Art. 35. The Protestant Preacher, being a select Collection
of Sermons and Discourses, by the most diftinguished British Di. vines, from the Reformation to the present Period, on the most im. portant and interefting Subjects, to the Exclusion of all Specusation and Controversy : with several valuable Originals now first published: the Whole comprehending a complete system of Practical Divinity. 8vo.
Richardson and Urquhart. 12 s. bound. 1780.
In the prefent collection, the fermons are given without methodical arrangement, and at full length. The Authors from which these two volumes are extracted are, Clark, Sberlock. Tillotson, Doddridge, Butler, Atterbury, Evans, Fojter, Swift, Blackall, Seed, Sterne, Fara quhar, Price, Leechman, Jennings, Leighton, Fleetwood, Willis. From this list of names the Reader will easily perceive, that little care has been caken, in the selection, to preserve a conlistency of character either refpecting doctrine, sentiment, or style in these Discourses.
The valuable originals announced in the title will, we suppose, ap-
Monsieur Cefar de Milli un des Chapelains Francois de la Mujejlé Britan.
Most of these discourses were delivered by the Author extempore, and are preserved by one of his hearers, who copied them from his memory, immediately after he had heard them.
The manuscripts came afterwards into the hands of the Preacher, who was so well satisfied with the judgment and fidelity with which they had been taken down, that he formed the design of reviewing them for the press. This dehign he in part executed, but was prevented from completing it by illness and death. In this present imperfect state, however, they are a faithful transcript of the Author's sentiments and manner. They every where abound with that animation which the French writers ftyle on&tion, and bear evident marks of a ready invention, lively feelings, and an honest heart. But those who have formed their talte for fermons on the English model, will probably chink them coo diffufe and declamatory, and perhaps too much tinctured with enthu. hasm. There are in the collection nine sermons on Evil-Speaking, drawn up at length by the Author, which discover much ingenuity and knowledge of the world.
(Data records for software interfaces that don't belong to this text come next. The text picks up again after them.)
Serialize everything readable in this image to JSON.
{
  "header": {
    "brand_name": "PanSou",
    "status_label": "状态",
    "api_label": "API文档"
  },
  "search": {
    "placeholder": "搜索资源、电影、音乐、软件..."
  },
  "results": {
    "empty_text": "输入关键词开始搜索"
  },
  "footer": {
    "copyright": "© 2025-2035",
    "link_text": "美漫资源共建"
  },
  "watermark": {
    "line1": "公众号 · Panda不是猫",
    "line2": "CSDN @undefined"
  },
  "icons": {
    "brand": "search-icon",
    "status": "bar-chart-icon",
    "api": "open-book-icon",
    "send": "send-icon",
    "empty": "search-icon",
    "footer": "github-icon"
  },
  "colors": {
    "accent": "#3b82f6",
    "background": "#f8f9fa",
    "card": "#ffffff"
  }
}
CORRESPOND E N C E. W
E have been honoured with a Letter of confiderable length from
Mr. Capel Lofft, concerning the account we gave in the latt month's Review of his Principia Juris Universalis. That Gentleman, we hope, will not impute to us any want of respect for him, or for the fubjce, if we beg leave to decline entering into a controversy relating to it: nor will he imagine it is a matter of great surprise to us, if our opinion of the merits of a publication (either as to the plan or the execution), and the opinion of the Author himself, do not always